Losing them, fixing them, forgetting to put them in
Subscribe and Save up to 45%
from his friend’s house, where they were filming
a movie starring my son in a love triangle.
My son, fifteen, has never been in a love right angle,
or even a love straight line, as far as I know.
He stopped talking two years ago —
to me, I mean. I got this secondhand from a street informant
I’ll refer to here by her code name, Little Sister.
A warm night, windows rolled down — my cheap car
requires physical cranking. (Not even a CD player!)
Purchased in 2003 when he was ten and still kissed me good night
and may even have held my hand while we watched
old movies. (No cable TV either!) Yesterday
he made me kill a giant bug, and I briefly saw
that ten-year-old again.
Full moon — I could see him looking up at it,
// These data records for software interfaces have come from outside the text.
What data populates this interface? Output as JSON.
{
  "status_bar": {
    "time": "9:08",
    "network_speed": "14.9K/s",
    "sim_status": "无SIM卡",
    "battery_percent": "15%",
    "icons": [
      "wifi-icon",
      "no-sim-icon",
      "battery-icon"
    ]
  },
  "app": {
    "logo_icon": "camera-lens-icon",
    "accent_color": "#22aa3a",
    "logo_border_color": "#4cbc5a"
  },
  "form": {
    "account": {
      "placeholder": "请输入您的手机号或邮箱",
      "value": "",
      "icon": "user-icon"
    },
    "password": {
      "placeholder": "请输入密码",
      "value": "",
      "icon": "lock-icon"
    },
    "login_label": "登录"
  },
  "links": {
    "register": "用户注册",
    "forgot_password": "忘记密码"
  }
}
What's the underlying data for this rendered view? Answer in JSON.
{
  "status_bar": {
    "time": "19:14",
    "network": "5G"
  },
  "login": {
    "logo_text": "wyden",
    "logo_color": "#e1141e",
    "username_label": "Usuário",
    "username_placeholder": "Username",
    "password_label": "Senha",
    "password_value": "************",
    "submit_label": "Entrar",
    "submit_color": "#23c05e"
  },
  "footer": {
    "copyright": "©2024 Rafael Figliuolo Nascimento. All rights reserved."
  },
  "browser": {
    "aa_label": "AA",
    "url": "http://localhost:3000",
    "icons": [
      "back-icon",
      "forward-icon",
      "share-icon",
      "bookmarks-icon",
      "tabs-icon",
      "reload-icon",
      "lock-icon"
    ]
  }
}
following it as I turned and we lost it to the trees.
September, but moist like August. I ached
for a few soft words between us in that silence.
On a sidewalk near the park a young man sat,
face in hands, a friend standing helpless above him.
I slowed down. What’s that guy doing? I said aloud.
Is he OK?
I see him too, my son said.
As the friend helped the man
to his feet, I sped on.
My son hummed an old song about the moon
that I didn’t know he knew. My son, the star
of a movie I’ll never see. I just get
these vague coming attractions.
I caught him in a lie or two this week.
Every exchange a house of cards — all it takes
is a deep sigh, and they come tumbling down.
I’d have hummed along with him,
but I didn’t want him to stop.